July 16, 2016 at 6:03 pm #16780
The instrument I have came from a fiddle player and he had it set up as a fiddle. The action is pretty low, and the bridge is slightly less rounded (but not too much). Every instrument I have ever played came from someone that prefers a fiddle setup and the bridges are set up similar to what I’m used to. I showed my instrument to someone classically trained and they thought the bridge was about the same to what they were used to. Now, I’ve never played an instrument set up as a violin, but I thought there would be a noticeable difference in the bridges. I am wondering if people that play both fiddle and violin have two different instruments or are able to pull it off with the same setup?
July 17, 2016 at 11:39 am #16802
- This topic was modified 1 year, 3 months ago by Brandon.jones085.

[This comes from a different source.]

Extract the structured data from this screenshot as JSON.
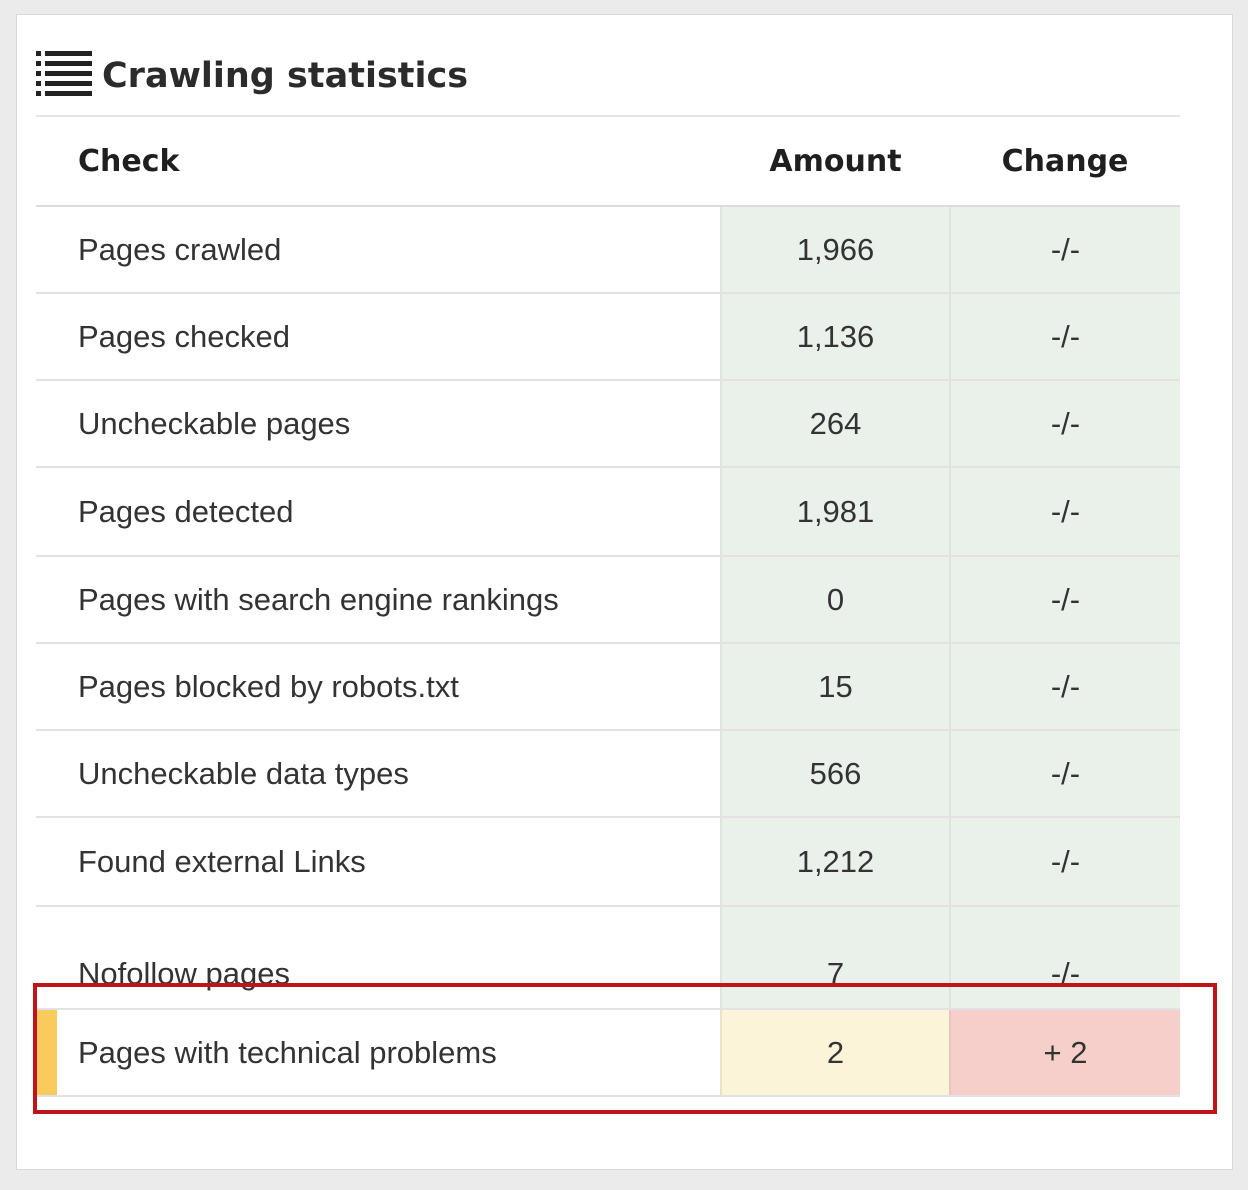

I play both styles and have for many years. Most important for fiddle music are the strings and the depths of the C ribs, not the shape of the bridge. For “fiddling” I much prefer a stiff string like Helicore strung on an instrument with deep C ribs. The Helicore strings wear like iron, have a bright sound great for fiddle playing, and give that sound without being harsh. An instrument with deep C ribs will make it easier to make the fast string changes, double stops and exaggerated bow strokes so prevalent in fiddle music.
While multiple violins aren’t mandatory, I have a 1870’s German Maggini model strung with Dominant strings (Kaplan E) for traditional music and a moderately priced Chanot style (corner-less violin) with very deep “C ribs, strung with Helicore strings for a fiddle jam. With the two, I’m ready for just about anything!
I hope this helps,